===== SOURCE MATERIAL =====
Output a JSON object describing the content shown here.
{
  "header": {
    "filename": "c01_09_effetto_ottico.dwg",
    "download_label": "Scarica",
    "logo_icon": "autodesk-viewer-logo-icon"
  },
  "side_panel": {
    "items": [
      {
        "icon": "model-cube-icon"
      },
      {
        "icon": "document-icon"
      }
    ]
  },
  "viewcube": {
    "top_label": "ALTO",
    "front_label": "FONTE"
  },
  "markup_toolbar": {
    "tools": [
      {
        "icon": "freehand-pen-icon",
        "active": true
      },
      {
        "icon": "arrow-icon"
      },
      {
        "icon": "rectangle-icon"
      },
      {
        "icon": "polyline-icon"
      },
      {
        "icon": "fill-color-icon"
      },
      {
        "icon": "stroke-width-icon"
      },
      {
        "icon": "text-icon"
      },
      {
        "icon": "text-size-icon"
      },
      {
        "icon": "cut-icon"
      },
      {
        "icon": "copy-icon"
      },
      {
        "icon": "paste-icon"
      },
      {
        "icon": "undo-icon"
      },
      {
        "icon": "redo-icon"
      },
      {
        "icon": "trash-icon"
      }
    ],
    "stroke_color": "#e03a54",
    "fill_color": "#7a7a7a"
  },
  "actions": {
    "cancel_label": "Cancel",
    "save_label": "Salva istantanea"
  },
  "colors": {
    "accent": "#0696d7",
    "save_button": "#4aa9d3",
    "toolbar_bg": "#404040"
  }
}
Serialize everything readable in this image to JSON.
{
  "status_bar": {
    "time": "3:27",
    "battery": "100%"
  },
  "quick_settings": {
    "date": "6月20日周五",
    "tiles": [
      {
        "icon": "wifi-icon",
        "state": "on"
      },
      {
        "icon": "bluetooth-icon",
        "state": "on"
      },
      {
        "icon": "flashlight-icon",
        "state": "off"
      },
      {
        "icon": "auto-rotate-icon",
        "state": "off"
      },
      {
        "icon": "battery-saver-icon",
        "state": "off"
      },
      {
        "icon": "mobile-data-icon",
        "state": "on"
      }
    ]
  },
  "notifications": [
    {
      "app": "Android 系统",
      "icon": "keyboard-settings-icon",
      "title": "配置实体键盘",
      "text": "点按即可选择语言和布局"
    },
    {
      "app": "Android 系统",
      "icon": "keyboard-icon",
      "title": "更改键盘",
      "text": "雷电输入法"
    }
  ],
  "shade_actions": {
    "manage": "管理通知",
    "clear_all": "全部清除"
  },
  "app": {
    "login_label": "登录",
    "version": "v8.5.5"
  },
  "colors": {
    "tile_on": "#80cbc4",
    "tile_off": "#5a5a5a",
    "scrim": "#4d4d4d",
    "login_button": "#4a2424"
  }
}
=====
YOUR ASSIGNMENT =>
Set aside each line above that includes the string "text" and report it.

TASK SOLUTION =>
        "icon": "text-icon"
        "icon": "text-size-icon"
      "text": "点按即可选择语言和布局"
      "text": "雷电输入法"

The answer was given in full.